* WHAT IS BEING ASKED
How many lines of these entries hold the string "icon"? Reply with the number alone.

* MATERIAL FOR THIS TASK
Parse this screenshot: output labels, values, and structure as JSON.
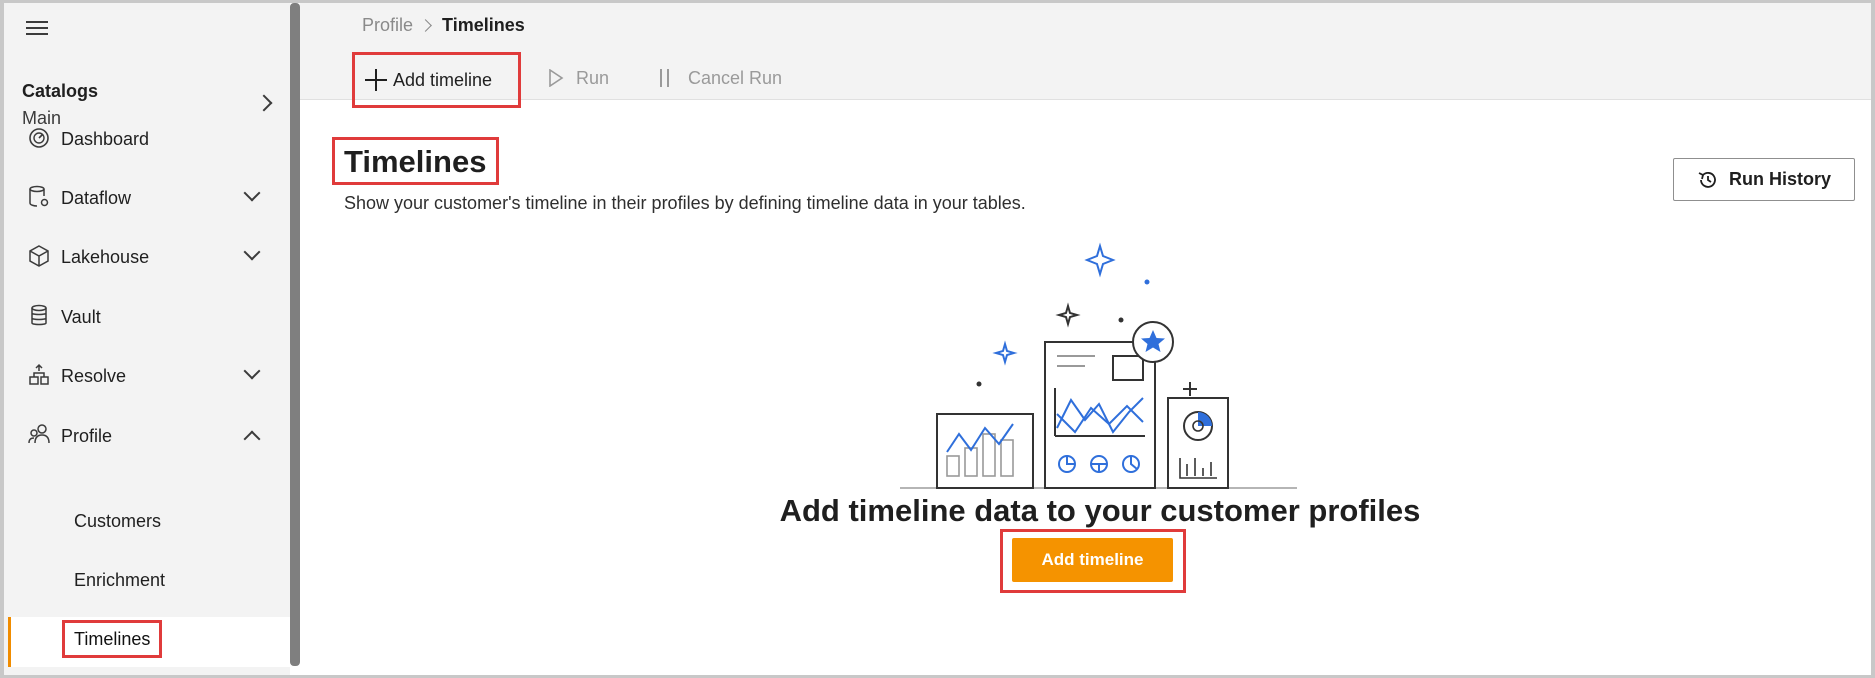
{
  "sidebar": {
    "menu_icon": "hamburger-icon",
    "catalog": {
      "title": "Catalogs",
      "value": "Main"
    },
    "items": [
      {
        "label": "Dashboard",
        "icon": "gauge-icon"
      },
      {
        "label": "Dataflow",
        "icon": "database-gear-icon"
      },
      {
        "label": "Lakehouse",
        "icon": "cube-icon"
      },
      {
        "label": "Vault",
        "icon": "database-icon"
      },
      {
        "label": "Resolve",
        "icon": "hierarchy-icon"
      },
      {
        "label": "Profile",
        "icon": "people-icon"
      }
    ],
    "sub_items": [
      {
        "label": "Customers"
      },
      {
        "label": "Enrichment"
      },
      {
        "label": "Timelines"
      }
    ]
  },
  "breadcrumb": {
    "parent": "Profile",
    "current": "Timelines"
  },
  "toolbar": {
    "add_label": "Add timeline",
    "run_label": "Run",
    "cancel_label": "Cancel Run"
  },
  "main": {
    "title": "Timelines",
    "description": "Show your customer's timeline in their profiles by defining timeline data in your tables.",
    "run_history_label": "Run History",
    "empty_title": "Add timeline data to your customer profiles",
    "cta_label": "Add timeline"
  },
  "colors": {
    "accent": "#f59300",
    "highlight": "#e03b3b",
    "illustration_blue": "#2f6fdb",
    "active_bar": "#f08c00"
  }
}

* EXERCISE RESPONSE
7